**Problem description**: A faithful copy of the data is the goal; set it down exactly, without the images.

Excerpted records Block Start

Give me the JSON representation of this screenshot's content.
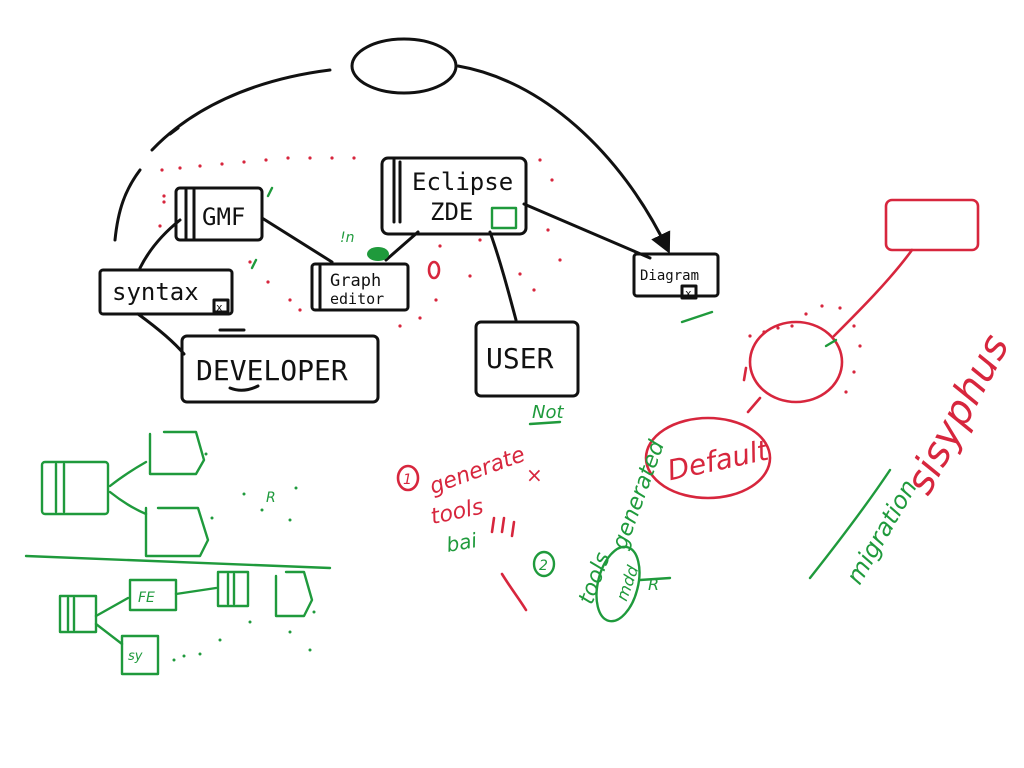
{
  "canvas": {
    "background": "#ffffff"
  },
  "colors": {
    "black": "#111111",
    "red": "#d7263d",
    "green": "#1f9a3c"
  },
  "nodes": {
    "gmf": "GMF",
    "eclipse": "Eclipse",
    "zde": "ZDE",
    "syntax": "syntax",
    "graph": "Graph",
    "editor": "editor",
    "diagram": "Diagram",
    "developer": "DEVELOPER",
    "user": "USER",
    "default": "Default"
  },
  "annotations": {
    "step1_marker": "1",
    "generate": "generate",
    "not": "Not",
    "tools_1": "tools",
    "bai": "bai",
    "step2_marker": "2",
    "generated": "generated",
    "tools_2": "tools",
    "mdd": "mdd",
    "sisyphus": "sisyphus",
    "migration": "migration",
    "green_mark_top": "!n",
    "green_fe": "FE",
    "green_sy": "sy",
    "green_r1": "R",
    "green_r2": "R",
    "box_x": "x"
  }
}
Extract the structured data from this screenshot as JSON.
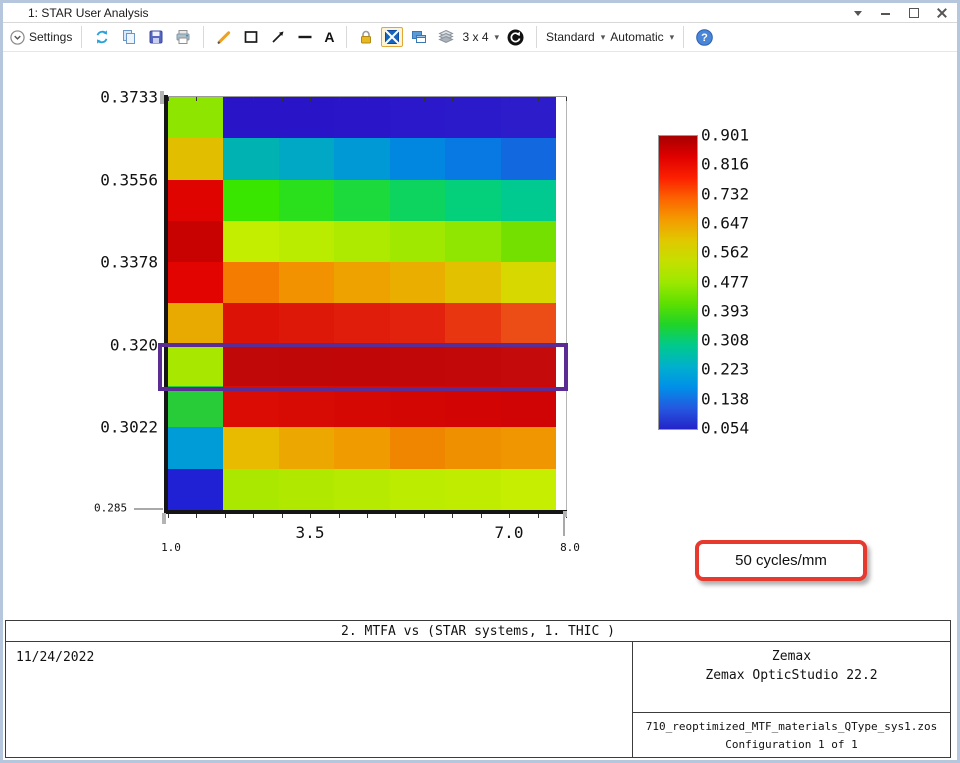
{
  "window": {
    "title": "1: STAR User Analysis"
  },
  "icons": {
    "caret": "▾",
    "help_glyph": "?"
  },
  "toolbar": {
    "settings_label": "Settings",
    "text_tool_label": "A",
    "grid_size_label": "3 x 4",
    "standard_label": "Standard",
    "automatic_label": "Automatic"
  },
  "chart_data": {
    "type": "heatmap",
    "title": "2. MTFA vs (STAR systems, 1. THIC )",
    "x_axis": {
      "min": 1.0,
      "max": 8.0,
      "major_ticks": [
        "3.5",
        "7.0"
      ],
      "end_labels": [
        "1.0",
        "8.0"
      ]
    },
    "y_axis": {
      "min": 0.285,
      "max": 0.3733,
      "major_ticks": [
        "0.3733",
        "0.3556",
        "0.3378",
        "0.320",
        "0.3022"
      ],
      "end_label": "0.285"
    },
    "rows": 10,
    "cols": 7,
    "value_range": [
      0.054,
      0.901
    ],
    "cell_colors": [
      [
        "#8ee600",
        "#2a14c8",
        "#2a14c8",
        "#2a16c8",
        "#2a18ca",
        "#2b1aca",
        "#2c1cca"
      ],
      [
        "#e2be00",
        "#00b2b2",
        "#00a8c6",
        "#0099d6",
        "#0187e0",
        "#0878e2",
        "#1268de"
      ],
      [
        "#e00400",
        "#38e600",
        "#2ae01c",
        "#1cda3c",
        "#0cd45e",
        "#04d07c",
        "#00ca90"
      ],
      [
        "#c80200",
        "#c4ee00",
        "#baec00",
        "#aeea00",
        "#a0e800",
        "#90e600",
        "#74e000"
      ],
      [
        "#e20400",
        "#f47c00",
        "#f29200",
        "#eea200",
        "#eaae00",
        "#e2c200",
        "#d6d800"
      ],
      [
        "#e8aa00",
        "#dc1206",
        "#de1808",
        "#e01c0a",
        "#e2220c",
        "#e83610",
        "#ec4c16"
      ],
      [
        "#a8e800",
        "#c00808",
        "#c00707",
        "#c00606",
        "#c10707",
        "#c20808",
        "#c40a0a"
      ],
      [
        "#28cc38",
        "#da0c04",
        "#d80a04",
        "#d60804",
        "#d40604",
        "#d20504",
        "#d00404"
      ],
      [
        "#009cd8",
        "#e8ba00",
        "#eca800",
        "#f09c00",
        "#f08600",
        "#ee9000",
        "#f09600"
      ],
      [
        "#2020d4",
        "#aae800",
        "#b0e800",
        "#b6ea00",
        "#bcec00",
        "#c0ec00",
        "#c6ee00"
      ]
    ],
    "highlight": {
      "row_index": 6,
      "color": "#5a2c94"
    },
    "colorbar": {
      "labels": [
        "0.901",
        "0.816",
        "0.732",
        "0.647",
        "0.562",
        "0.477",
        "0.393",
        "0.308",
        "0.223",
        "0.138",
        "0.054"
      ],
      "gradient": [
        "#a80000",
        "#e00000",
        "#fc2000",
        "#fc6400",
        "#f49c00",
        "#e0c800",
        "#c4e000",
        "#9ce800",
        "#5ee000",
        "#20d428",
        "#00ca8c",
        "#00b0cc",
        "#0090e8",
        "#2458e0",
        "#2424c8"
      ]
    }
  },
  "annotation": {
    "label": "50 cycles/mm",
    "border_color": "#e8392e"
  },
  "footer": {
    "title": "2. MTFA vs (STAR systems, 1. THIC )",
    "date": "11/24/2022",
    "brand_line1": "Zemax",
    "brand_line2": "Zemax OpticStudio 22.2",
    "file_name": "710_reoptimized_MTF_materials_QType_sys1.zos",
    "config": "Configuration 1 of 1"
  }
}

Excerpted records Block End

**Exercise output**:
Give me the JSON representation of this screenshot's content.
{
  "canvas": {
    "background": "#ffffff"
  },
  "colors": {
    "black": "#111111",
    "red": "#d7263d",
    "green": "#1f9a3c"
  },
  "nodes": {
    "gmf": "GMF",
    "eclipse": "Eclipse",
    "zde": "ZDE",
    "syntax": "syntax",
    "graph": "Graph",
    "editor": "editor",
    "diagram": "Diagram",
    "developer": "DEVELOPER",
    "user": "USER",
    "default": "Default"
  },
  "annotations": {
    "step1_marker": "1",
    "generate": "generate",
    "not": "Not",
    "tools_1": "tools",
    "bai": "bai",
    "step2_marker": "2",
    "generated": "generated",
    "tools_2": "tools",
    "mdd": "mdd",
    "sisyphus": "sisyphus",
    "migration": "migration",
    "green_mark_top": "!n",
    "green_fe": "FE",
    "green_sy": "sy",
    "green_r1": "R",
    "green_r2": "R",
    "box_x": "x"
  }
}
Extract the structured data from this screenshot as JSON.
{
  "window": {
    "title": "1: STAR User Analysis"
  },
  "icons": {
    "caret": "▾",
    "help_glyph": "?"
  },
  "toolbar": {
    "settings_label": "Settings",
    "text_tool_label": "A",
    "grid_size_label": "3 x 4",
    "standard_label": "Standard",
    "automatic_label": "Automatic"
  },
  "chart_data": {
    "type": "heatmap",
    "title": "2. MTFA vs (STAR systems, 1. THIC )",
    "x_axis": {
      "min": 1.0,
      "max": 8.0,
      "major_ticks": [
        "3.5",
        "7.0"
      ],
      "end_labels": [
        "1.0",
        "8.0"
      ]
    },
    "y_axis": {
      "min": 0.285,
      "max": 0.3733,
      "major_ticks": [
        "0.3733",
        "0.3556",
        "0.3378",
        "0.320",
        "0.3022"
      ],
      "end_label": "0.285"
    },
    "rows": 10,
    "cols": 7,
    "value_range": [
      0.054,
      0.901
    ],
    "cell_colors": [
      [
        "#8ee600",
        "#2a14c8",
        "#2a14c8",
        "#2a16c8",
        "#2a18ca",
        "#2b1aca",
        "#2c1cca"
      ],
      [
        "#e2be00",
        "#00b2b2",
        "#00a8c6",
        "#0099d6",
        "#0187e0",
        "#0878e2",
        "#1268de"
      ],
      [
        "#e00400",
        "#38e600",
        "#2ae01c",
        "#1cda3c",
        "#0cd45e",
        "#04d07c",
        "#00ca90"
      ],
      [
        "#c80200",
        "#c4ee00",
        "#baec00",
        "#aeea00",
        "#a0e800",
        "#90e600",
        "#74e000"
      ],
      [
        "#e20400",
        "#f47c00",
        "#f29200",
        "#eea200",
        "#eaae00",
        "#e2c200",
        "#d6d800"
      ],
      [
        "#e8aa00",
        "#dc1206",
        "#de1808",
        "#e01c0a",
        "#e2220c",
        "#e83610",
        "#ec4c16"
      ],
      [
        "#a8e800",
        "#c00808",
        "#c00707",
        "#c00606",
        "#c10707",
        "#c20808",
        "#c40a0a"
      ],
      [
        "#28cc38",
        "#da0c04",
        "#d80a04",
        "#d60804",
        "#d40604",
        "#d20504",
        "#d00404"
      ],
      [
        "#009cd8",
        "#e8ba00",
        "#eca800",
        "#f09c00",
        "#f08600",
        "#ee9000",
        "#f09600"
      ],
      [
        "#2020d4",
        "#aae800",
        "#b0e800",
        "#b6ea00",
        "#bcec00",
        "#c0ec00",
        "#c6ee00"
      ]
    ],
    "highlight": {
      "row_index": 6,
      "color": "#5a2c94"
    },
    "colorbar": {
      "labels": [
        "0.901",
        "0.816",
        "0.732",
        "0.647",
        "0.562",
        "0.477",
        "0.393",
        "0.308",
        "0.223",
        "0.138",
        "0.054"
      ],
      "gradient": [
        "#a80000",
        "#e00000",
        "#fc2000",
        "#fc6400",
        "#f49c00",
        "#e0c800",
        "#c4e000",
        "#9ce800",
        "#5ee000",
        "#20d428",
        "#00ca8c",
        "#00b0cc",
        "#0090e8",
        "#2458e0",
        "#2424c8"
      ]
    }
  },
  "annotation": {
    "label": "50 cycles/mm",
    "border_color": "#e8392e"
  },
  "footer": {
    "title": "2. MTFA vs (STAR systems, 1. THIC )",
    "date": "11/24/2022",
    "brand_line1": "Zemax",
    "brand_line2": "Zemax OpticStudio 22.2",
    "file_name": "710_reoptimized_MTF_materials_QType_sys1.zos",
    "config": "Configuration 1 of 1"
  }
}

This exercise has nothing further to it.